- Ghost Trick is set during a single night, because the main character is a ghost who will fade away at dawn. Sissel saves an innocent man from prison, uncovers a foreign conspiracy, meets some other ghosts, and finds out Whodunnit to Me?. Subverted when the climax moves to the past, and when the epilogue moves to a parallel timeline. Oh, and Sissel won't fade when the dawn comes; that was a Motivational Lie.
- Cow and Chicken.
- "The Babysitter" takes place in one night, in which Mom and Dad go out on the town, and leave Cow in charge of babysitting Chicken; after Mom and Dad have a happy time at the Sad Club, and return to see Cow is (in their perspective) a great babysitter, they leave on the spot for an extended overseas vacation.
- "Night of the Ed" deals with Dad deciding one night that the family needs a pet, and brings home a jackal, leaving Cow and Chicken home alone with the savage (albeit miniature) beast.
- Ed, Edd n Eddy:
- In "A Glass of Warm Ed," Double D and Eddy spend nearly an entire night trying to keep Ed under control as he sleepwalks and eats almost all of the food he can in the cul-de-sac. Although the episode ends with the aftermath the following morning, most of the episode takes place that one night.

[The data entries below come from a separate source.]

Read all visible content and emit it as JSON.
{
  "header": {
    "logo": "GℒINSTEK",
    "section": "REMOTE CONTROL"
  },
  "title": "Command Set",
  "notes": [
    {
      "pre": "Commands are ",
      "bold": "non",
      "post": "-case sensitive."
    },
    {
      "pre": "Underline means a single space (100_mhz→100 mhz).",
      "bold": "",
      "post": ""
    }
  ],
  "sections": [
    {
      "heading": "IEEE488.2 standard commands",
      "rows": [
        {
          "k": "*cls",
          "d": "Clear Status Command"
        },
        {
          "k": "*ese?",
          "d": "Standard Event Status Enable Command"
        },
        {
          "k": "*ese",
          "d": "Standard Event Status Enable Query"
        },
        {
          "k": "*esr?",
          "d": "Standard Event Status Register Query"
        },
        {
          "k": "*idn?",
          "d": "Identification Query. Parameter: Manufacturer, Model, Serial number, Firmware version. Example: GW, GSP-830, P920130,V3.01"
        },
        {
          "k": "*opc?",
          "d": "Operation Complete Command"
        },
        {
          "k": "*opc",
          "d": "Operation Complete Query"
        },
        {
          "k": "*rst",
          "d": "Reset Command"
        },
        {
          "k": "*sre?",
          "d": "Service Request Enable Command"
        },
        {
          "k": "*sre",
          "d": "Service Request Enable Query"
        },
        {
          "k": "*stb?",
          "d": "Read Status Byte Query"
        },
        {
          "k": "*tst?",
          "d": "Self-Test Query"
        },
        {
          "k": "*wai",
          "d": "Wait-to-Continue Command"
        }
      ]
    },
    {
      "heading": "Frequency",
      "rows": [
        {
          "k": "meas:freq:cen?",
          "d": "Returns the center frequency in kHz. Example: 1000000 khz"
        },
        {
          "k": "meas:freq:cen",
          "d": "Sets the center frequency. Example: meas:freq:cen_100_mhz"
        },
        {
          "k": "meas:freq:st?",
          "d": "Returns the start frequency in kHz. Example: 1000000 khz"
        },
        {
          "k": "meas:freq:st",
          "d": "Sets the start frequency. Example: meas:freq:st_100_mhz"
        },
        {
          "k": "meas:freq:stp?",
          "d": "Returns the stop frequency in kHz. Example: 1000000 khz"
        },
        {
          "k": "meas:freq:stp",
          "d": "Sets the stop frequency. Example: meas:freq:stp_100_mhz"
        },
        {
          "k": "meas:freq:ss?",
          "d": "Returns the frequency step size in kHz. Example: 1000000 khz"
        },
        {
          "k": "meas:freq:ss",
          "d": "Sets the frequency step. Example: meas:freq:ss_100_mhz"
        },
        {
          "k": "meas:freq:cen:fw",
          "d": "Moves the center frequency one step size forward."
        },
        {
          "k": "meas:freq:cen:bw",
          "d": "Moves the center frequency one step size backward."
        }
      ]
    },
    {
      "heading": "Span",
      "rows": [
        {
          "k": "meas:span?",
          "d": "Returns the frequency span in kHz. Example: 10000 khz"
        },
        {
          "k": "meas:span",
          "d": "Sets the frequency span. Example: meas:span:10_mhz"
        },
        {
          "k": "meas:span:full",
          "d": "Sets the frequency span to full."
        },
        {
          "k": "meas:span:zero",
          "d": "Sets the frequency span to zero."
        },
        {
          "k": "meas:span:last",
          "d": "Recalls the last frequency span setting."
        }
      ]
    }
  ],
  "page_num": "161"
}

- An even better example comes from "Boom, Boom, Out Goes The Ed". Ed blames a blackout on mutant man-eating moles. Everyone except for Edd and Eddy (and Rolf and Kevin, the former of whom ropes the latter into helping him restore power) fall for it, and chaos inevitably ensues.